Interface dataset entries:
--------------------

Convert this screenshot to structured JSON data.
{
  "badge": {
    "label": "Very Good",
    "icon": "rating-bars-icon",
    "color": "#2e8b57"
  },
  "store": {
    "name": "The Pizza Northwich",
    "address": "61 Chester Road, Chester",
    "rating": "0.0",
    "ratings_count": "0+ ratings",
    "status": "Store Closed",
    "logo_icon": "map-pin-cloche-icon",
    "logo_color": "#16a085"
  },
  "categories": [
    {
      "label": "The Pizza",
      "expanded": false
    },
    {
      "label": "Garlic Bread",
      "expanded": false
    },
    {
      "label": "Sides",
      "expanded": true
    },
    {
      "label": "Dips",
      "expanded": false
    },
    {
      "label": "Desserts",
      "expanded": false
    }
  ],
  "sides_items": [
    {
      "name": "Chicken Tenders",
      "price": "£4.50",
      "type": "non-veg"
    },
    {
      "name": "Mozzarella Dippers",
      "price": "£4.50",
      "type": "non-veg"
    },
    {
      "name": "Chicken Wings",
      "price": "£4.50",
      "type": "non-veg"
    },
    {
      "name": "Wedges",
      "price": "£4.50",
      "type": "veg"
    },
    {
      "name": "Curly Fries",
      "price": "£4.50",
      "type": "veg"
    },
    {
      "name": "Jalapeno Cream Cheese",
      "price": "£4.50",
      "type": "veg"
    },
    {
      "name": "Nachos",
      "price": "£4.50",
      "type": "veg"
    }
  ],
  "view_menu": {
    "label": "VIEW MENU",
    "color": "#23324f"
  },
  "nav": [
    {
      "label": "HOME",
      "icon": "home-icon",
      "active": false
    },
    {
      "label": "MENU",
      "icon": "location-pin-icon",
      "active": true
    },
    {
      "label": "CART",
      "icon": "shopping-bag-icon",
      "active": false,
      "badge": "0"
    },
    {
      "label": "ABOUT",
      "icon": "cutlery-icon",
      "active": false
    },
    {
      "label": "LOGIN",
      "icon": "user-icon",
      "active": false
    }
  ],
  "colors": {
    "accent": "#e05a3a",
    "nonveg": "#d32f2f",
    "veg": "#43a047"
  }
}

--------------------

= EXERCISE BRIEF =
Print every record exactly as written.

= RESULT OF THIS TASK =
Convert this screenshot to structured JSON data.
{
  "badge": {
    "label": "Very Good",
    "icon": "rating-bars-icon",
    "color": "#2e8b57"
  },
  "store": {
    "name": "The Pizza Northwich",
    "address": "61 Chester Road, Chester",
    "rating": "0.0",
    "ratings_count": "0+ ratings",
    "status": "Store Closed",
    "logo_icon": "map-pin-cloche-icon",
    "logo_color": "#16a085"
  },
  "categories": [
    {
      "label": "The Pizza",
      "expanded": false
    },
    {
      "label": "Garlic Bread",
      "expanded": false
    },
    {
      "label": "Sides",
      "expanded": true
    },
    {
      "label": "Dips",
      "expanded": false
    },
    {
      "label": "Desserts",
      "expanded": false
    }
  ],
  "sides_items": [
    {
      "name": "Chicken Tenders",
      "price": "£4.50",
      "type": "non-veg"
    },
    {
      "name": "Mozzarella Dippers",
      "price": "£4.50",
      "type": "non-veg"
    },
    {
      "name": "Chicken Wings",
      "price": "£4.50",
      "type": "non-veg"
    },
    {
      "name": "Wedges",
      "price": "£4.50",
      "type": "veg"
    },
    {
      "name": "Curly Fries",
      "price": "£4.50",
      "type": "veg"
    },
    {
      "name": "Jalapeno Cream Cheese",
      "price": "£4.50",
      "type": "veg"
    },
    {
      "name": "Nachos",
      "price": "£4.50",
      "type": "veg"
    }
  ],
  "view_menu": {
    "label": "VIEW MENU",
    "color": "#23324f"
  },
  "nav": [
    {
      "label": "HOME",
      "icon": "home-icon",
      "active": false
    },
    {
      "label": "MENU",
      "icon": "location-pin-icon",
      "active": true
    },
    {
      "label": "CART",
      "icon": "shopping-bag-icon",
      "active": false,
      "badge": "0"
    },
    {
      "label": "ABOUT",
      "icon": "cutlery-icon",
      "active": false
    },
    {
      "label": "LOGIN",
      "icon": "user-icon",
      "active": false
    }
  ],
  "colors": {
    "accent": "#e05a3a",
    "nonveg": "#d32f2f",
    "veg": "#43a047"
  }
}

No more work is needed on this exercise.